The Dakota Access Pipeline (DAPL) is part of the Bakken Pipeline Project (BPP). A 1886 km underground oil pipeline to transport around 470,000 barrels of crude oil a day from North Dakota to Illinois, where it will shipped to refineries. The owner is the Energy Transfer Crude Oil, a Texas-based company and is financed by more than 15 banks around the world.
On November 2016 the project was reported to be around 90% completed and was expected to be delivered by January 2017. However, the section closest to the Standing Rock Sioux reservation (Native American territories) is where the conflict is taking place.
In July 2016, The Standing Rock Sioux Tribe, from North Dakota filed suit against the U.S. Army Corps of Engineers to stop the project. The native tribes argued that the pipeline threatens the Native American cultural sites and their water supply. Furthermore, it does not recognize the “Treaty of Fort Laramie” signed 1868 in which United Stated recognize the Great Sioux Reservation. The motion suit by the native tribes was denied in September 2016. Afterwards they filed an appeal but it was denied again in October the same year.
As a form of protest and to block the ongoing building pipeline, Native Americans founded “spiritual and water protection camps” such as Sacred Stone, Oceti Sakowin camp, Red Warrior, and Rosebud Sicangu. Native have receive support all over the world and protestors in these camps have reach more than 10.000 people. During protests and blockages, more than 750 people have been arrested, they have faced pepper spray attacks, rubber bullets and sound cannons, among other violent methods such as attack with dogs which bit at least six people.
At the end of 2016, the Obama US government decided to explore other routes for the Dakota pipeline amid huge protests by Native Americans. As a symbol of solidarity with the native Indians in on December 2016, Veterans took a knee and collectively asked for forgiveness for the genocide and war crimes committed by the United States Military against tribal nations.

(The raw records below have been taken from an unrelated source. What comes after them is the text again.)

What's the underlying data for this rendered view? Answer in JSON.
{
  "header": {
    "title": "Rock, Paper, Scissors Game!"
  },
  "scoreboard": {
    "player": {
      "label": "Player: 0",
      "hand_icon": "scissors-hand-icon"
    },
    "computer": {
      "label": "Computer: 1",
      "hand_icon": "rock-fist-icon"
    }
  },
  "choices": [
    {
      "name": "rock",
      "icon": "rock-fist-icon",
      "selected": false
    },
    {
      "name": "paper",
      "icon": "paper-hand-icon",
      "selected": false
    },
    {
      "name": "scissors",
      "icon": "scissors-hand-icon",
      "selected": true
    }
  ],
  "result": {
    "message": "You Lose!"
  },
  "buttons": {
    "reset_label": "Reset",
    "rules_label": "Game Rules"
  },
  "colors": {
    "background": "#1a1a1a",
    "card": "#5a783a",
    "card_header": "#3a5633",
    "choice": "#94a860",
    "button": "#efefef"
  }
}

However, it seems this decision was short-lived victory as the owner of the project, Energy Transfer Partners, has been a major contributor to the Republican Party and Trump’s campaign. Once Donald Trump became president, he signed an executive order to advance the construction of the pipeline under "terms and conditions to be negotiated”. On February 7, 2017, Trump authorized the Army Corps of Engineers to proceed, ending its environmental impact assessment and the associated public comment period.
As a form of mobilization against the DAPL, a divestment movement campaign is taking place around the world. The campaign #DeFundDAPL invites people to withdrawal their money for the list of banks which are funding the Dakota Access Pipeline in a direct or indirect way.
After the Trump decision, in a symbolic gesture, the protesters set fire to their own camp. “People have said their last prayers, and offered cedar to the sacred fire and are also burning these structures we have ceremonially built, so they must be ceremonially removed,” Vanessa Castle of the Lower Elwha Klallam tribe.
After four years of legal struggle in July 2020, a judge ordered Dakota Access pipeline to shut down. According to Earth Justice, "That ruling found that the U.S. Army Corps of Engineers had violated the National Environmental Policy Act (NEPA) and glossed over the devastating consequences of a potential oil spill when it affirmed its 2016 decision to permit the pipeline. The court ordered the Corps to re-examine the risks of the pipeline and prepare a full environmental impact statement, but left open the question as to whether pipeline operations would be halted as a legal remedy pending further briefing. After carefully analyzing the seriousness of the government’s legal violations, and the potential impacts on the Tribe and third parties, today’s decision concluded that shutting down the pipeline was necessary"